- From: André de Leiradella <leiradella@...>
- Date: Sun, 16 Jan 2005 14:07:17 -0300
First of all I'd like to apologize to everyone in the list for being
such an idiot, defending the inclusion of OOP in Lua's core and the
exclusion of the packaging system *from* the Lua's core (though I
already know that it's being implemented as an add-on). I guess it's
really hard to make everyone happy...
> I think you're looking for Io, Lua's OO stepchild.
I looked at it some time ago and I liked it, but I think it's too
difficult for users of my applications to learn. I'm looking for
something in the line of objective Pascal or Java.
>> Let's suppose someone makes an wonderful GUI extension to Lua based
>> on his/her class system (does anybody know of a GUI lib that's not
>> object oriented?). You have your very own class system for your
>> application.
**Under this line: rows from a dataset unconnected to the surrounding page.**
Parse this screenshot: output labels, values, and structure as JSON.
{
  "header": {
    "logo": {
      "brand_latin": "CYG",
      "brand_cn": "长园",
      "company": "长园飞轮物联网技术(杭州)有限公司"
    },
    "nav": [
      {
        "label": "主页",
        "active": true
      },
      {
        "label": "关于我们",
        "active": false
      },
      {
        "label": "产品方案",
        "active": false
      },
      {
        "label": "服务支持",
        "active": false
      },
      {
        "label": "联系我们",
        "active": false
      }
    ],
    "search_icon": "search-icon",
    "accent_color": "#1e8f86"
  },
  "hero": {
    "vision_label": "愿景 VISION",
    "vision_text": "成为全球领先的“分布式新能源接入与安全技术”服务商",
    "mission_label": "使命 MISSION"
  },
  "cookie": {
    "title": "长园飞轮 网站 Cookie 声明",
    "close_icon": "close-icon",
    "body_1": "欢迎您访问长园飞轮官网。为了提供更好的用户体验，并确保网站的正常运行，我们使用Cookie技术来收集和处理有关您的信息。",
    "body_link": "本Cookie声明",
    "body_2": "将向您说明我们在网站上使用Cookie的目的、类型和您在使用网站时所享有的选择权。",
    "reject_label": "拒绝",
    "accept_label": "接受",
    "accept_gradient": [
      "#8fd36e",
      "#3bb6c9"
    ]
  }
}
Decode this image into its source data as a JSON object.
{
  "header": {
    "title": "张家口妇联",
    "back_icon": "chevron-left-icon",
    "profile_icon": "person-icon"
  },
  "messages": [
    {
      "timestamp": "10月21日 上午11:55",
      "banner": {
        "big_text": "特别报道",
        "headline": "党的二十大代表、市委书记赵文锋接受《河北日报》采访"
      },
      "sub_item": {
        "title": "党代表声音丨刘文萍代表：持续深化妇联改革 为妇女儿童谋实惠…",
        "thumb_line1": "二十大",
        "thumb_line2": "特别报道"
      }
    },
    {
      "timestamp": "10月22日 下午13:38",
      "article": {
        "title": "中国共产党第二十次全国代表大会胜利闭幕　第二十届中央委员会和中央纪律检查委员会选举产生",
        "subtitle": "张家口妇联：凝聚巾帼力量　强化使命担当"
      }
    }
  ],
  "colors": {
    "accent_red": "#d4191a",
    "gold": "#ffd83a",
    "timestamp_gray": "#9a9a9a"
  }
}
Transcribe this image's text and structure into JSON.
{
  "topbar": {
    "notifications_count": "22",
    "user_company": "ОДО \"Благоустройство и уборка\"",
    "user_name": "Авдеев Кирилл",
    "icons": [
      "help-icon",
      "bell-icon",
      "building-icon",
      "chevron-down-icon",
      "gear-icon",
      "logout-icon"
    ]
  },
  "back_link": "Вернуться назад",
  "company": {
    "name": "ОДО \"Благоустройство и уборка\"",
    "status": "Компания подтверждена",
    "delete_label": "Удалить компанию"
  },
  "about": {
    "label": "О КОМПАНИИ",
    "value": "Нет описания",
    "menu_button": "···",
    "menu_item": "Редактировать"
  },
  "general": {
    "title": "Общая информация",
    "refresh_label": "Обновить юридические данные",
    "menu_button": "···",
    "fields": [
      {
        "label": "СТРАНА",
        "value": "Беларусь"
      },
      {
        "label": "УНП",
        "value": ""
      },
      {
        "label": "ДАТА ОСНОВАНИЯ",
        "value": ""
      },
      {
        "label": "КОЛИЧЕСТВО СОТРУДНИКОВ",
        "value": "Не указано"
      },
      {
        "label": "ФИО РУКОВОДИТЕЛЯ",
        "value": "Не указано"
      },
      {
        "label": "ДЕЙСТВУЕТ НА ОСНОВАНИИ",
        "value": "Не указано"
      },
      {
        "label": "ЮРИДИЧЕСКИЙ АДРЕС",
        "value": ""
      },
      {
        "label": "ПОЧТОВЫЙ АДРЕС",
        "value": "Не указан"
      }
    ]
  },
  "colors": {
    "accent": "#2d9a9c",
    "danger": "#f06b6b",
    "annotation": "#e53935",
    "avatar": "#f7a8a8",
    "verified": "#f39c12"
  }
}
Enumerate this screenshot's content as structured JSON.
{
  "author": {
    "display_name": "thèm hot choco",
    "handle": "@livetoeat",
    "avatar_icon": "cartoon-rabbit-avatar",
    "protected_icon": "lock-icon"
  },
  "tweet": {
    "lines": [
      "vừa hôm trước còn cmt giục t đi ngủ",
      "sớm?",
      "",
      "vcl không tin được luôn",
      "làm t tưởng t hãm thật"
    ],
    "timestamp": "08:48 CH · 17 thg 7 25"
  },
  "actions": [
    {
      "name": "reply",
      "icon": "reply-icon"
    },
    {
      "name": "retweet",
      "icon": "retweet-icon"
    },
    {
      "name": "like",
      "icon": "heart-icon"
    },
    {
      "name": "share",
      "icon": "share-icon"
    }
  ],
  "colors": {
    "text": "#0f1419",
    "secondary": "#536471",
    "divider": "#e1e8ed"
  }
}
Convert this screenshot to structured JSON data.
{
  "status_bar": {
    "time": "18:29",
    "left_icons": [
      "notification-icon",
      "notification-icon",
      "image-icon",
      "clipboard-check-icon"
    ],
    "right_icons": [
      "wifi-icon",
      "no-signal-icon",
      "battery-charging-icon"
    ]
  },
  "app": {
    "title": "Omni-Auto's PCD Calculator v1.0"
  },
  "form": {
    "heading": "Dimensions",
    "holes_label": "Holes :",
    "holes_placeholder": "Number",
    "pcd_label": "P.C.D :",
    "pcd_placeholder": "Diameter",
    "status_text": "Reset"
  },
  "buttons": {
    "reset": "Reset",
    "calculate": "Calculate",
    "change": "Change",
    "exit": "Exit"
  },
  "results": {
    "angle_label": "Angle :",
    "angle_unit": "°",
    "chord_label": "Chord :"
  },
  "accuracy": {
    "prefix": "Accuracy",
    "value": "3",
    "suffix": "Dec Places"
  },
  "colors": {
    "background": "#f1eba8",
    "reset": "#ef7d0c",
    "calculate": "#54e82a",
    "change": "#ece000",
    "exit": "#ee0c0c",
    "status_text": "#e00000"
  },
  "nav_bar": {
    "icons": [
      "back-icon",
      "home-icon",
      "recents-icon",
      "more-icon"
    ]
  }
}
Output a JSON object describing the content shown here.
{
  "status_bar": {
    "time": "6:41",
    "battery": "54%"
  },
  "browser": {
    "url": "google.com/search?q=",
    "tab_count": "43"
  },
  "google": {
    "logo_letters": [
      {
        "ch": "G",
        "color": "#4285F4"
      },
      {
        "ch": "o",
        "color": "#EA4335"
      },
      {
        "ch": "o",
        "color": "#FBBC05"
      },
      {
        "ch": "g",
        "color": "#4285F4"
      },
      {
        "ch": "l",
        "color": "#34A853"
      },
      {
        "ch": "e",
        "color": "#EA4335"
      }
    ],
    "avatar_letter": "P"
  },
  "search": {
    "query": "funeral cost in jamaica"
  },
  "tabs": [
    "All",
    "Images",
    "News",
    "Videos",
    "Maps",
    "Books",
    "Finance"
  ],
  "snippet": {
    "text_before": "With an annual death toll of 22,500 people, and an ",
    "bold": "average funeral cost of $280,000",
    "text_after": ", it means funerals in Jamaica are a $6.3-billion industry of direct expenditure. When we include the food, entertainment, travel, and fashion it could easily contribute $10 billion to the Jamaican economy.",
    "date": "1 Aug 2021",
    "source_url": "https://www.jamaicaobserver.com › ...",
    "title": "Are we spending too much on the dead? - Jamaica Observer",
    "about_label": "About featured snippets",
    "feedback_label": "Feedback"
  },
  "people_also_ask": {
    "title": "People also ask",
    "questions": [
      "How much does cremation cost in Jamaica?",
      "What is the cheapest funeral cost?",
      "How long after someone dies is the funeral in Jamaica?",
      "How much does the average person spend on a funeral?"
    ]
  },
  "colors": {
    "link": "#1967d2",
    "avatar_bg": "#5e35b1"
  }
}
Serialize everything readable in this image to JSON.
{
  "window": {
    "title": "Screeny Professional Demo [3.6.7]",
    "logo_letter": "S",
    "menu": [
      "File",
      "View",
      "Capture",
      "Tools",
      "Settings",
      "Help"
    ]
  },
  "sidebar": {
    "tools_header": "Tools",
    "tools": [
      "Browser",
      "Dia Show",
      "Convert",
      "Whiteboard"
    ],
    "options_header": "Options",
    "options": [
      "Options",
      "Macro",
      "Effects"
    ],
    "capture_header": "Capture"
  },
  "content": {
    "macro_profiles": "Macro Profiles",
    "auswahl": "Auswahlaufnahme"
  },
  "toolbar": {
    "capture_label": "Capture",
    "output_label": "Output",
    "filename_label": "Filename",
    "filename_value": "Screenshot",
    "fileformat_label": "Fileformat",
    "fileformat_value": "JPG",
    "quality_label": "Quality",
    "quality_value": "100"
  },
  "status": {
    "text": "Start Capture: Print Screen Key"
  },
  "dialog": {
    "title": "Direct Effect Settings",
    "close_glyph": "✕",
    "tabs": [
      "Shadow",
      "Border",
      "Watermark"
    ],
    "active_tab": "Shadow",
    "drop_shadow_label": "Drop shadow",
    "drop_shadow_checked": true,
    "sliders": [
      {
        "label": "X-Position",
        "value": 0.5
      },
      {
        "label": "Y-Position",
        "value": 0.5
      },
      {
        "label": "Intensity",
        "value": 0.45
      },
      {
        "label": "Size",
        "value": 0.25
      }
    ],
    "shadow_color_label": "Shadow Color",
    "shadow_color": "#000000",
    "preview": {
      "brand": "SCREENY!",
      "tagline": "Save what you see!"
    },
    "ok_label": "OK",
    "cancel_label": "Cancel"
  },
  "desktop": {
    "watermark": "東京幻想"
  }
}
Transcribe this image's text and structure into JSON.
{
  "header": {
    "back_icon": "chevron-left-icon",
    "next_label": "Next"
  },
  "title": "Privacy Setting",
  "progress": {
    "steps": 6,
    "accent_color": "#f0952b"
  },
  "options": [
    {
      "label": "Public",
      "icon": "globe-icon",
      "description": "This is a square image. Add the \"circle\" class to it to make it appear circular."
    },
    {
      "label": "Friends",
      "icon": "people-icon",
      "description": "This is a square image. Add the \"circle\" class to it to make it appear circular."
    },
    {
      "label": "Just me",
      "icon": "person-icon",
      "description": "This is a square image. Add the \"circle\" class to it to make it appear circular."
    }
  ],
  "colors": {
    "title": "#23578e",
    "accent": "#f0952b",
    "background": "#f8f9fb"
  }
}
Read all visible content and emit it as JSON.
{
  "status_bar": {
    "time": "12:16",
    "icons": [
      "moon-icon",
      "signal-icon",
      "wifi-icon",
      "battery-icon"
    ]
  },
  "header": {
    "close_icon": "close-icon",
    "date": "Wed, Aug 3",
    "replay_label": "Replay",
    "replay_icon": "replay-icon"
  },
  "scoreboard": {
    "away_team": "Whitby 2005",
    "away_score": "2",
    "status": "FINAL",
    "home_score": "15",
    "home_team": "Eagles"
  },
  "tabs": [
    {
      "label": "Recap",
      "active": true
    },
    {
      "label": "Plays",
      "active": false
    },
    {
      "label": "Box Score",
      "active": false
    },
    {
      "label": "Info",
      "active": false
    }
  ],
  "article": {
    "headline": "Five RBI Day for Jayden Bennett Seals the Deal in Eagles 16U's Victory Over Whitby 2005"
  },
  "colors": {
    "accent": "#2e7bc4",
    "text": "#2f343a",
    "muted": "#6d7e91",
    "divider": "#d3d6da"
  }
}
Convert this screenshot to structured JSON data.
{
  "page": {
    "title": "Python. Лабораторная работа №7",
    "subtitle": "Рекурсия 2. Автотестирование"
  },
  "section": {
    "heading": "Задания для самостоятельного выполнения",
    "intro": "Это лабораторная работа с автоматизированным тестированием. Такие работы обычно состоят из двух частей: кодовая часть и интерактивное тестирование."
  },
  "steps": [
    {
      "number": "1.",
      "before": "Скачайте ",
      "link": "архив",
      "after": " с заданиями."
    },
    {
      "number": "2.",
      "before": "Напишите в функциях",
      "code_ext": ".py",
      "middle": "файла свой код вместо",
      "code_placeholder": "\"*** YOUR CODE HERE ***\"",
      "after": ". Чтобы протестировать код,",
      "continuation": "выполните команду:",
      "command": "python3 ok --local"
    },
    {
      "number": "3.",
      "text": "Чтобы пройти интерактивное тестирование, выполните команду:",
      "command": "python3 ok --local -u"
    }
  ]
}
How would you use the GUI ext? Having two different
>> class systems in your program would probably lead you to many
>> programming errors...
> The issue didn't come up in Lua FLTK, since there was no reason to
> subclass anything from the toolkit. Clients used the . (for VB-style
> properties) and : syntax. How Lua FLTK implemented its own object
> system was a private matter.
Can I subclass a component to make a new component? I guess so, but
probably in a different manner compared to me own class system.
> I think a lot of the interoperability issues you're worried about
> (like super) only show up when attempting to inherit from or delegate
> to an existing object system. Most of the commonly-used Lua
> extensions don't require this, and in the few cases they do, they are
> simple to use and often accidentally compatible with many different
> off-the-shelf object systems. The lack of a mandated object system
> in Lua leads to designs where libraries avoid implementation
> inheritance as an extension strategy. Some people believe that
> implementation inheritance is a bad idea anyway.
So it's not OOP, just "packaging" functions concerning UI components in
their tables and cloning the tables.
> I've been pleasantly surprised that Lua seems to work well without a
> mandated object system. My initial fears were that this lack would
> lead to just the problems you mention.
> By the way, I spent about ten years programming in a language that
> required the "self.foo"/"this.foo" qualification. It feels natural to
> me. Also, explicit qualification of member access helps make clear to
> the reader what operations have persistence beyond a single method
> invocation. Your taste may vary, of course.
It does :) If you take Java, qualification of member access can be done
with a preceeding this if you want...
Andre de Leiradella